Some kind of Bulbul?
Who’s hiding in there?
A little Speckled Mousebird!
While we only saw a few birds, considering this is just 2 hours in a major hotel in the capital city, I’d say Ethiopia is worth a 2nd visit someday to see more birds!
Firstly, we actually SAW a lot more than I could get photos of. These birds are camera shy and they are fast! The few bird pics I got are terrible to the point that I can’t match them to a pic in the bird book other than the red bird (Red-headed Malimbe) and the blue bird (Splendid Glossy Starling). I will try to make up for it with photos of the actual canopy walkway.
The trail leading up to the canopy walkway, see how dark it is? We saw a Paradise Flycatcher along the way but the photo didn’t come out – too dark.
These are our guides. Only one was the real paid guide, the other one was his friend who just tagged along, I think he is in training.
Some independent birders already there.
The organized birding group who are also staying at the Rainforest Lodge. I noticed they were watching something very intently so I followed their gaze but couldn’t see anything. All of a sudden, a small bird flew out of the foliage very quickly and the group burst into applause. What WAS that bird? We caught up to them and found out it was a Rosy Bee-eater, one of the target birds in Kakum! At least I caught a glimpse of him!
They are really beautiful, check out this video!
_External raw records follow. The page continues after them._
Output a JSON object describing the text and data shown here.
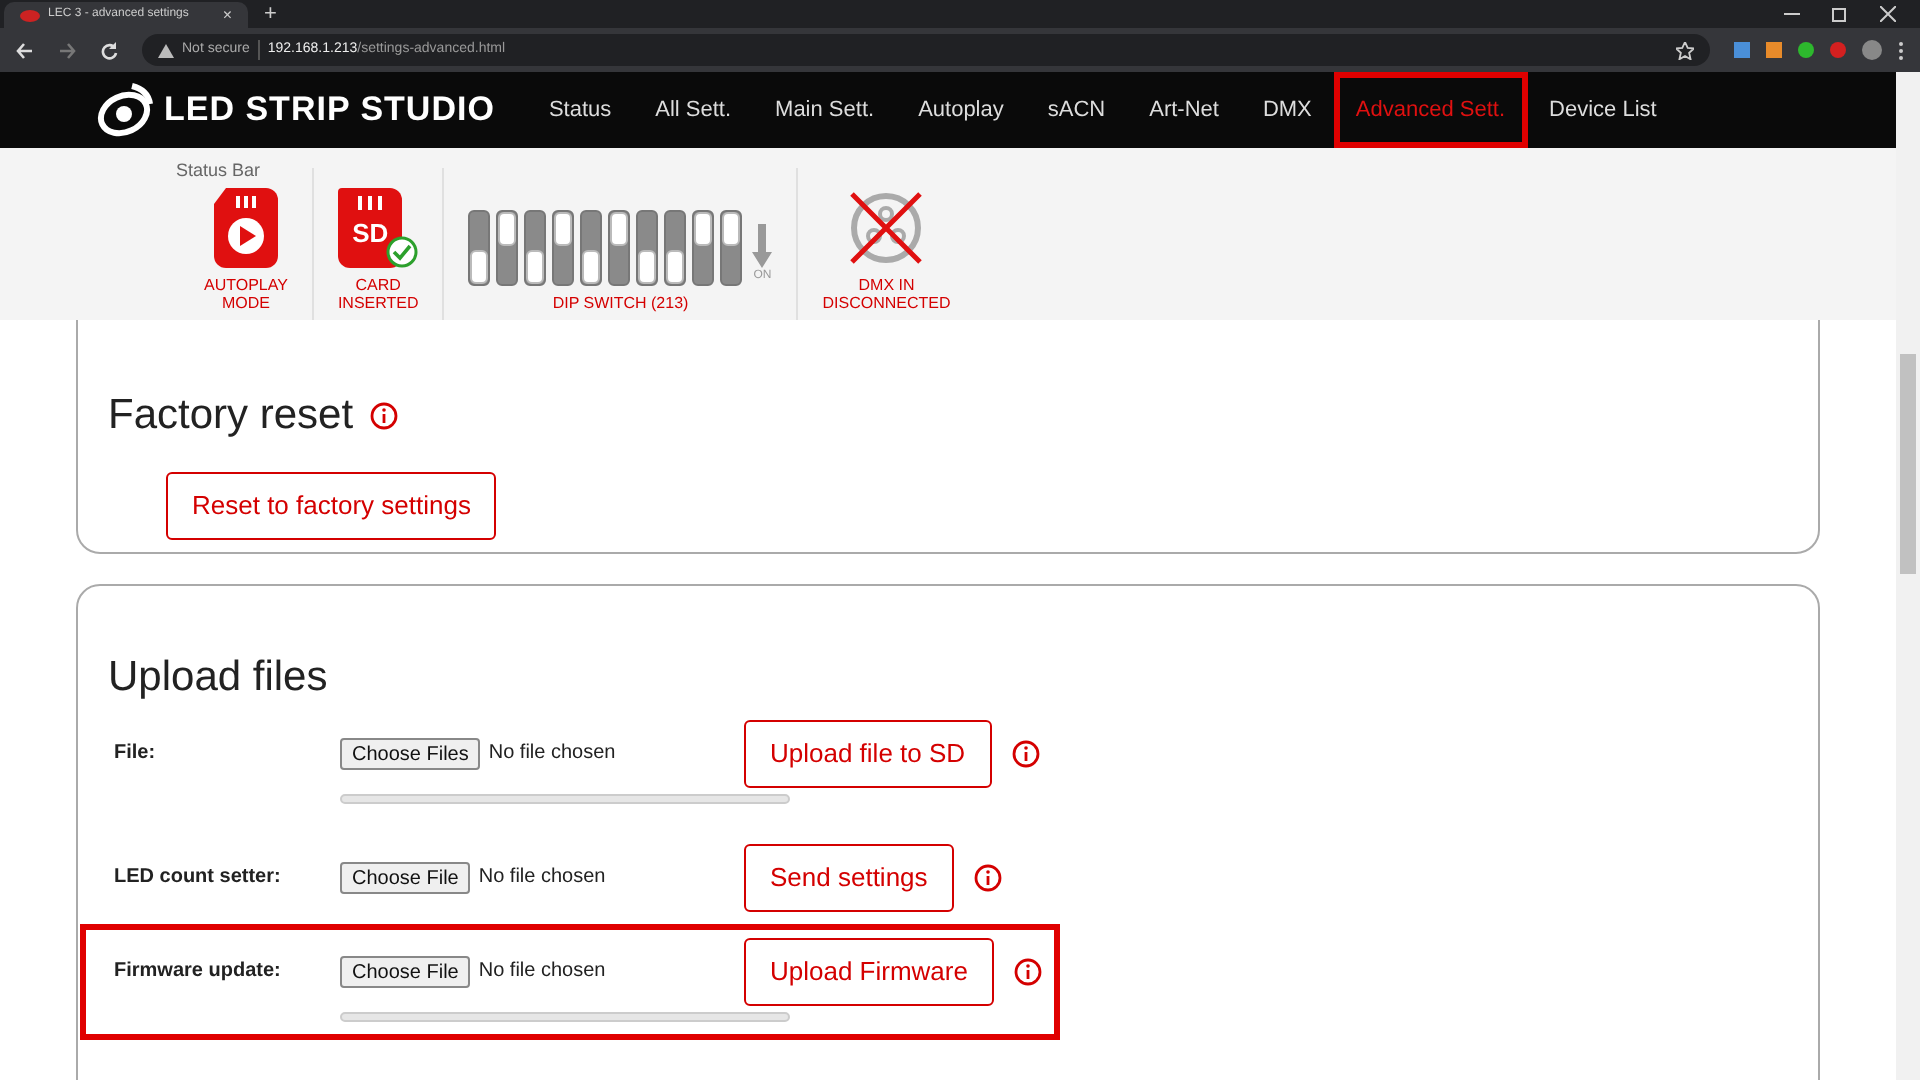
{
  "browser": {
    "tab_title": "LEC 3 - advanced settings",
    "new_tab": "+",
    "close_tab": "×",
    "warning": "Not secure",
    "host": "192.168.1.213",
    "path": "/settings-advanced.html"
  },
  "nav": {
    "logo": "LED STRIP STUDIO",
    "items": [
      {
        "label": "Status",
        "selected": false,
        "highlighted": false
      },
      {
        "label": "All Sett.",
        "selected": false,
        "highlighted": false
      },
      {
        "label": "Main Sett.",
        "selected": false,
        "highlighted": false
      },
      {
        "label": "Autoplay",
        "selected": false,
        "highlighted": false
      },
      {
        "label": "sACN",
        "selected": false,
        "highlighted": false
      },
      {
        "label": "Art-Net",
        "selected": false,
        "highlighted": false
      },
      {
        "label": "DMX",
        "selected": false,
        "highlighted": false
      },
      {
        "label": "Advanced Sett.",
        "selected": true,
        "highlighted": true
      },
      {
        "label": "Device List",
        "selected": false,
        "highlighted": false
      }
    ]
  },
  "status_bar": {
    "label": "Status Bar",
    "items": [
      {
        "kind": "autoplay",
        "label": [
          "AUTOPLAY",
          "MODE"
        ]
      },
      {
        "kind": "card",
        "badge": "SD",
        "label": [
          "CARD",
          "INSERTED"
        ]
      },
      {
        "kind": "dip",
        "label": [
          "DIP SWITCH (213)"
        ],
        "on_label": "ON",
        "switches": [
          {
            "on": true
          },
          {
            "on": false
          },
          {
            "on": true
          },
          {
            "on": false
          },
          {
            "on": true
          },
          {
            "on": false
          },
          {
            "on": true
          },
          {
            "on": true
          },
          {
            "on": false
          },
          {
            "on": false
          }
        ]
      },
      {
        "kind": "dmx",
        "label": [
          "DMX IN",
          "DISCONNECTED"
        ]
      }
    ]
  },
  "factory_reset": {
    "title": "Factory reset",
    "button": "Reset to factory settings"
  },
  "upload": {
    "title": "Upload files",
    "rows": [
      {
        "label": "File:",
        "choose": "Choose Files",
        "status": "No file chosen",
        "button": "Upload file to SD",
        "progress": true,
        "highlighted": false
      },
      {
        "label": "LED count setter:",
        "choose": "Choose File",
        "status": "No file chosen",
        "button": "Send settings",
        "progress": false,
        "highlighted": false
      },
      {
        "label": "Firmware update:",
        "choose": "Choose File",
        "status": "No file chosen",
        "button": "Upload Firmware",
        "progress": true,
        "highlighted": true
      }
    ]
  }
}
At this point my husband is bored and just having fun with the walkways.
Splendid Glossy Starling
See how beautiful he is!
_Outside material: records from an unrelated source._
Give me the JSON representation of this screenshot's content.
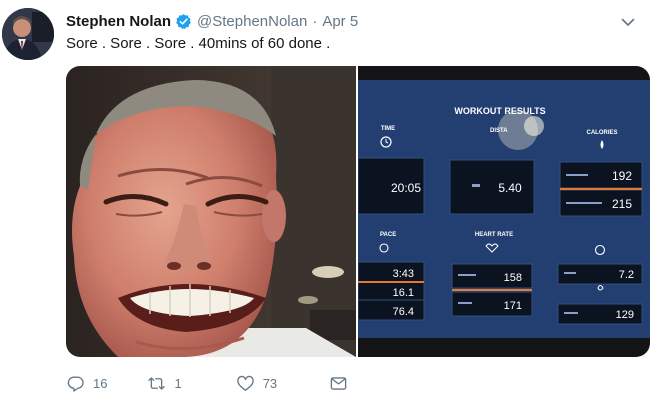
{
  "tweet": {
    "author_name": "Stephen Nolan",
    "handle": "@StephenNolan",
    "separator": "·",
    "date": "Apr 5",
    "text": "Sore . Sore . Sore . 40mins of 60 done .",
    "verified": true
  },
  "screen": {
    "title": "WORKOUT RESULTS",
    "top_labels": {
      "time": "TIME",
      "distance": "DISTA",
      "calories": "CALORIES"
    },
    "time_value": "20:05",
    "distance_value": "5.40",
    "calories": [
      "192",
      "215"
    ],
    "pace_label": "PACE",
    "heart_rate_label": "HEART RATE",
    "pace": [
      "3:43",
      "16.1",
      "76.4"
    ],
    "heart_rate": [
      "158",
      "171"
    ],
    "mets": "7.2",
    "watts": "129"
  },
  "actions": {
    "reply_count": "16",
    "retweet_count": "1",
    "like_count": "73"
  },
  "icons": [
    "verified-badge-icon",
    "chevron-down-icon",
    "reply-icon",
    "retweet-icon",
    "like-icon",
    "direct-message-icon"
  ],
  "colors": {
    "verified_blue": "#1da1f2",
    "muted_text": "#657786",
    "treadmill_screen": "#1f3766",
    "readout_box": "#0b1220"
  }
}
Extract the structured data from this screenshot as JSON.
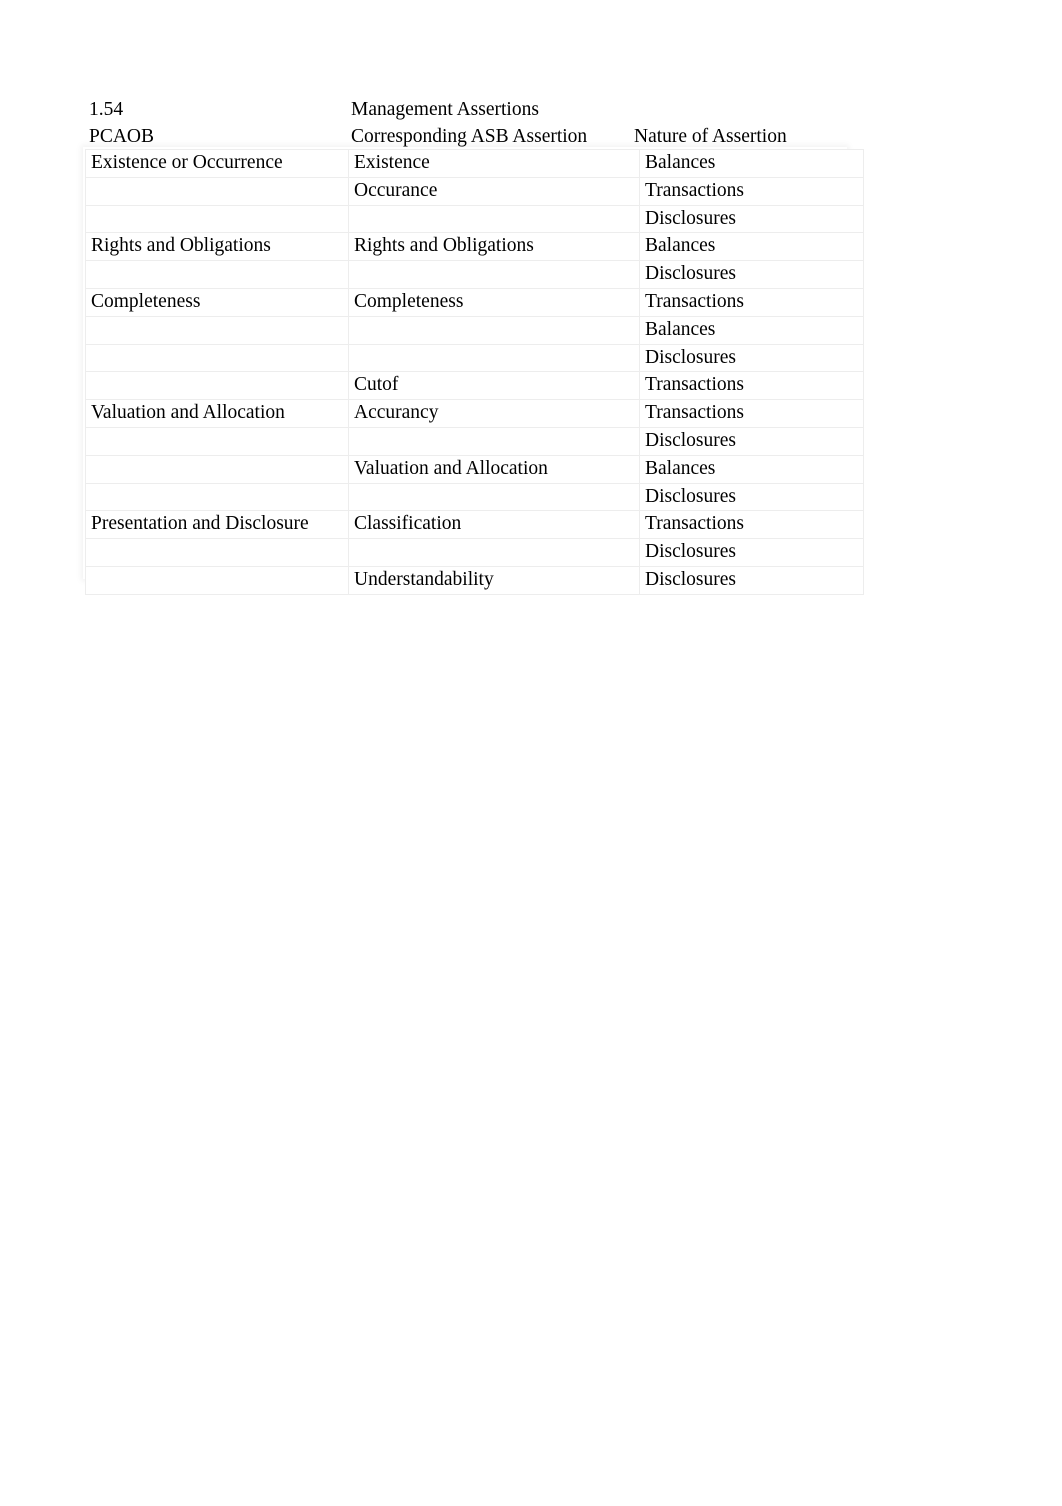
{
  "document": {
    "item_number": "1.54",
    "title": "Management Assertions"
  },
  "table": {
    "headers": {
      "col1": "PCAOB",
      "col2": "Corresponding ASB Assertion",
      "col3": "Nature of Assertion"
    },
    "rows": [
      {
        "pcaob": "Existence or Occurrence",
        "asb": "Existence",
        "nature": "Balances"
      },
      {
        "pcaob": "",
        "asb": "Occurance",
        "nature": "Transactions"
      },
      {
        "pcaob": "",
        "asb": "",
        "nature": "Disclosures"
      },
      {
        "pcaob": "Rights and Obligations",
        "asb": "Rights and Obligations",
        "nature": "Balances"
      },
      {
        "pcaob": "",
        "asb": "",
        "nature": "Disclosures"
      },
      {
        "pcaob": "Completeness",
        "asb": "Completeness",
        "nature": "Transactions"
      },
      {
        "pcaob": "",
        "asb": "",
        "nature": "Balances"
      },
      {
        "pcaob": "",
        "asb": "",
        "nature": "Disclosures"
      },
      {
        "pcaob": "",
        "asb": "Cutof",
        "nature": "Transactions"
      },
      {
        "pcaob": "Valuation and Allocation",
        "asb": "Accurancy",
        "nature": "Transactions"
      },
      {
        "pcaob": "",
        "asb": "",
        "nature": "Disclosures"
      },
      {
        "pcaob": "",
        "asb": "Valuation and Allocation",
        "nature": "Balances"
      },
      {
        "pcaob": "",
        "asb": "",
        "nature": "Disclosures"
      },
      {
        "pcaob": "Presentation and Disclosure",
        "asb": "Classification",
        "nature": "Transactions"
      },
      {
        "pcaob": "",
        "asb": "",
        "nature": "Disclosures"
      },
      {
        "pcaob": "",
        "asb": "Understandability",
        "nature": "Disclosures"
      }
    ]
  },
  "style": {
    "page_background": "#ffffff",
    "text_color": "#000000",
    "cell_border": "#ededed",
    "band_background": "#f3f3f3"
  }
}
A lizard walking in front of us.
Back at the reception, the shop was finally open.
Our two guides. Sorry I can’t remember their names but they did know the birds quite well so if you see them there, I can recommend them!
Back in the carp park a Little Bee-eater
The private bus for the tour group.
While I usually do just fine as an independent birder with a local guide, I have to say that Ghana is the first place where I got real “tour-group envy”. They got into the park much earlier, they have private transport so they can get to more remote places where I couldn’t go using tro-tros and their guide supplies them with a checklist of all the birds they saw.
I did get my guide to thumb through my book with me so I could highlight the birds we saw but I am a long way off from anything that resembles the nicely organized bird list the tour groups get. Here is an example of one for all of Ghana but they do make notes on the exact place the bird was seen.
We had lunch at the small cafe just outside the park and hung around the rest of the day for birding in the car park and surrounding areas. My cash reserves were down (when will I learn to change enough money) so we couldn’t make a second trip into the park, they charge by the hour, not the whole day!
I recently discovered Mr Currie’s YT channel and really love his filming style as he shows the whole experience and what it is really like to go birding in various locations. While it doesn’t seem that he has been to Ghana, he has been to Sierra Leone which has many of the same birds you would expect to find in West Africa such as the Picathartes, Senegal Parrot, Pin-tailed Whydah and more! The topography between the two countries is also very similar and it seems that Mr Currie also struggled to get clear shots of the birds. Sadly, Sierra Leone is off limits until the ebola crisis is over but Ghana remains a safe place to see many of these species.
West Africa is a location where you will SEE a lot more than you will be able to PHOTOGRAPH because the foliage is so thick and the birds are more shy of humans (for good reason). The glimpses of the towns his Rockjumper group pass through are equally fascinating and familiar to me from my Ghana experience except for the money changer. What I really loved was the enthusiasm of the local guide who genuinely cares about the birds. I don’t know if he is a former poacher turned into a guide but I have seen this attitude many times all over the world, where the birds cease to be just a means of getting money and the person comes to genuinely appreciate them for the wonderful little creatures they are and cares about their welfare.